Since 2000, the AAMC has been honored to partner with the Centers for Disease Control and Prevention (CDC) in cooperative agreements that facilitate a wide range of activities to improve and increase collaborations between academic medicine and public health, support enhanced teaching of concepts of population health, and provide practical hands-on experience at the community level. Both parties recognized that improved coordination between medicine and public health would help improve the health of populations.
Previous cooperative agreements promoted the academic medical community's participation in CDC's efforts to prevent and control disease, injury, and disability. This was accomplished by allowing AAMC member institutions to participate more fully in the CDC's extramural research activities and through "in-house" projects directed by AAMC.
Priority Areas of Interest
- Promoting the teaching of prevention and public health in academic medical centers
- Promoting the training of public health and prevention researchers within academic medical centers
- Increasing the number of underrepresented minority students in medical schools
- Activities to eliminate health disparities
- Building public health workforce capacity
The RMPHEC Initiative was developed to support the improvement of population health, public health, and prevention education for medical students and residents. Grantees were required to partner with at least one state or local public health agency to help integrate this content into their curricula.

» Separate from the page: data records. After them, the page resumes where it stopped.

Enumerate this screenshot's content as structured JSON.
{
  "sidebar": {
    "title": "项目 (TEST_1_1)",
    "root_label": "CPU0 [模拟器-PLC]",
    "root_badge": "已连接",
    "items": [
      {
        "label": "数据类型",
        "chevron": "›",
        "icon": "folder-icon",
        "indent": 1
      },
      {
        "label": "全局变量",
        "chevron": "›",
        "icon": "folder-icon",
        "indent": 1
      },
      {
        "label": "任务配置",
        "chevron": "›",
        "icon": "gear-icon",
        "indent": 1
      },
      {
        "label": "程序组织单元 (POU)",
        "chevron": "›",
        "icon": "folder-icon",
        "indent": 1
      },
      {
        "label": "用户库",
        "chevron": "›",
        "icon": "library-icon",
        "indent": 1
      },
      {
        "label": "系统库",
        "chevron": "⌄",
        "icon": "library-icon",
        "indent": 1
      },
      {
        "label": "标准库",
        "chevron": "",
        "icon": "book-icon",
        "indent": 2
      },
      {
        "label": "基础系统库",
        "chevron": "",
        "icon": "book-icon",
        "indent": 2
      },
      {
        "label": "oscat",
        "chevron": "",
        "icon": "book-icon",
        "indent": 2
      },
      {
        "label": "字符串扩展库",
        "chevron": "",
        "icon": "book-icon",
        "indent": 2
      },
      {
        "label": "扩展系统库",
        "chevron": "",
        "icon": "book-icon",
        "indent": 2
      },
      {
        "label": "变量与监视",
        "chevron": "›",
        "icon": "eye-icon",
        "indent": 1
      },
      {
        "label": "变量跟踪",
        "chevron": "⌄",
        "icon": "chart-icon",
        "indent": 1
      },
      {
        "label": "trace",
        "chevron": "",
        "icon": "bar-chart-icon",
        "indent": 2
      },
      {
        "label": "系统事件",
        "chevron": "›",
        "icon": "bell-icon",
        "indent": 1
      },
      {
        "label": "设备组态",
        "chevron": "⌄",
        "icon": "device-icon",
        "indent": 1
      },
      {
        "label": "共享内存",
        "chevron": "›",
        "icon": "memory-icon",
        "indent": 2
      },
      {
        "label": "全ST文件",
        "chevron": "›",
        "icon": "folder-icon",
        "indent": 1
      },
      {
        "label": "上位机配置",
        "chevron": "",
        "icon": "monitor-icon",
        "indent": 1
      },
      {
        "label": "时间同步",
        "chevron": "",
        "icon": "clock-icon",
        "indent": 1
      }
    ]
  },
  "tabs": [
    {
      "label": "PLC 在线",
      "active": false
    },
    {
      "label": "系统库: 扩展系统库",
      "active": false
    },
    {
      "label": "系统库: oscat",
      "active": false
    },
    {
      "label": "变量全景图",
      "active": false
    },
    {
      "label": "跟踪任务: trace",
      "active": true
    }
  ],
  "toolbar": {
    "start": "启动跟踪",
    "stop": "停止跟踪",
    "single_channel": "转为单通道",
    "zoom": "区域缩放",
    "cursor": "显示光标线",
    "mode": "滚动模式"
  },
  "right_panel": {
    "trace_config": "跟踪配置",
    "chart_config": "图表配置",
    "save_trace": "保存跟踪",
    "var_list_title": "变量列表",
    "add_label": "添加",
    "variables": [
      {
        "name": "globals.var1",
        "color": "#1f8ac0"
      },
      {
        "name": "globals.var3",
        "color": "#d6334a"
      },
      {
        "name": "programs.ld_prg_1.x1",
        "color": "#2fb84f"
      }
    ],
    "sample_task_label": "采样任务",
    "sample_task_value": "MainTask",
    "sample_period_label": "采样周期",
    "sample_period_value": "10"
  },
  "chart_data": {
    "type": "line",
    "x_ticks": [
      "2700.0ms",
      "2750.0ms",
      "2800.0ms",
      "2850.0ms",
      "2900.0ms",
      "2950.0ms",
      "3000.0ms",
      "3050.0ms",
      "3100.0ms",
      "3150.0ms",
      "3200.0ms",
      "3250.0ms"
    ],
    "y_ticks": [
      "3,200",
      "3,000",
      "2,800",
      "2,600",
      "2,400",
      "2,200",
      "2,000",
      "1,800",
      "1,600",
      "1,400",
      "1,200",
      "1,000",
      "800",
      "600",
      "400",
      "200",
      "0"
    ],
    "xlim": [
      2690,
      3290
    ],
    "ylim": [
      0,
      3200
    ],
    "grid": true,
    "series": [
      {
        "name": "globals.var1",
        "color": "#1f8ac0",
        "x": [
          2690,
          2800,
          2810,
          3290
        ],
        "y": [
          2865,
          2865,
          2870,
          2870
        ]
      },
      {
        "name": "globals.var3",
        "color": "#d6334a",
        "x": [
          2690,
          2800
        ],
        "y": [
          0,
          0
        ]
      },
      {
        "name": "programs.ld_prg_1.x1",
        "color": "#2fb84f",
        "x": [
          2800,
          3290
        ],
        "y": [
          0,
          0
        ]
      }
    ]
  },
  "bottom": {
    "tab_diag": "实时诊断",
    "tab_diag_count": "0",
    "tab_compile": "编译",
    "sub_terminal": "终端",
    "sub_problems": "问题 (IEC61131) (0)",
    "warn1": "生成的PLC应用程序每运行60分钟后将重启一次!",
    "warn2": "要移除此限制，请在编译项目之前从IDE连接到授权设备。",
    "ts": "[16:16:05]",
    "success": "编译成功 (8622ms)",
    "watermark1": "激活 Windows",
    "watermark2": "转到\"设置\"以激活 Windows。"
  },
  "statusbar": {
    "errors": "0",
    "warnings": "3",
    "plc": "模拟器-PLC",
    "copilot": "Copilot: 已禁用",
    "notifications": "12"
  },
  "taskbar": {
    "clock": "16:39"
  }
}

Grantees developed educational approaches and materials consistent with their institutions' curricular structures and themes.
Enduring outcomes of grantee work include curricular and administrative changes to support the inclusion of public health in their educational programming, increased institutional interest in MD-MPH and preventive medicine residency programs, and the development of productive partnerships with public health colleagues.
Publications, population health competencies, and the development of web resources helped to disseminate RMPHEC and RMPHEC-GME work, while consultations with non-RMPHEC institutions, involvement in AFMC, LCME, and NBME activities, and conferences provided opportunities to learn what was occurring at other institutions and broaden the network of educators and public health professionals with interests in this area. Although funding was limited to a small proportion of medical schools and residencies, collaborative activities helped to address medical education policies at a national level and to share RMPHEC experiences and resources beyond the grantees.
In 2003, seven medical schools became pilot RMPHEC sites through a competitive process. Although planned as a multi-year activity, funding beyond the first year was not available, and the pilot program was discontinued. The selected pilot sites were Mercer University School of Medicine, Morehouse School of Medicine, Northeastern Ohio Universities College of Medicine, SUNY Upstate Medical University, Texas Tech School of Medicine, University of Kansas School of Medicine, and the University of New Mexico School of Medicine.
In early 2006, AAMC and CDC embarked on a second phase of the RMPHEC project. A call for proposals was developed that requested that applicants "fully integrate population health into the medical school curriculum."
All LCME-accredited U.S. medical schools, including those that had participated in the pilot RMPHEC project, were eligible to compete for this opportunity. As in the pilot, medical schools were required to collaborate with public health practitioners at state or local public health agencies.
Download RMPHEC Project Descriptions
In 2008, the RMPHEC initiative expanded to incorporate Graduate Medical Education (GME) programs to receive funds for public health/population health activities in their curricula.
From a field of 40 applications, these 13 residency sites representing the spectrum of medical specialties were selected: Beth Israel Deaconess Medical Center, Brody School of Medicine at East Carolina University, Cambridge Health Alliance, Columbia University College of Physicians and Surgeons, Mayo School of Graduate Medical Education, Montefiore Medical Center, Northwestern University Feinberg School of Medicine, Rhode Island Hospital, University of Florida HSC/Jacksonville, University of Massachusetts Medical School, University of Oklahoma Health Sciences Center, University of Rochester School of Medicine and Dentistry, and University of Wisconsin School of Medicine and Public Health.
Completed projects supported through the extramural grants program of former AAMC-CDC Cooperative Agreements.
U.S.-Brazil Joint Action Plan to Eliminate Racial & Ethnic Discrimination & Promote Equality (JAPER)
The CDC and the Brazilian Ministry of Health are collaborating under the U.S. Department of State-led U.S.-Brazil Joint Action Plan to Eliminate Racial and Ethnic Discrimination and Promote Equality (JAPER), a binational agreement signed in 2008.
JAPER is a bilateral instrument that targets racial discrimination; provides a platform for cooperation to combat racial discrimination broadly; and shares best practices in tackling discrimination in education, law enforcement, labor, health, gender-based violence, economic empowerment, and many other areas. CDC’s Office of Minority Health and Health Equity (OMHHE) coordinates U.S. participation in the JAPER health subcommittee.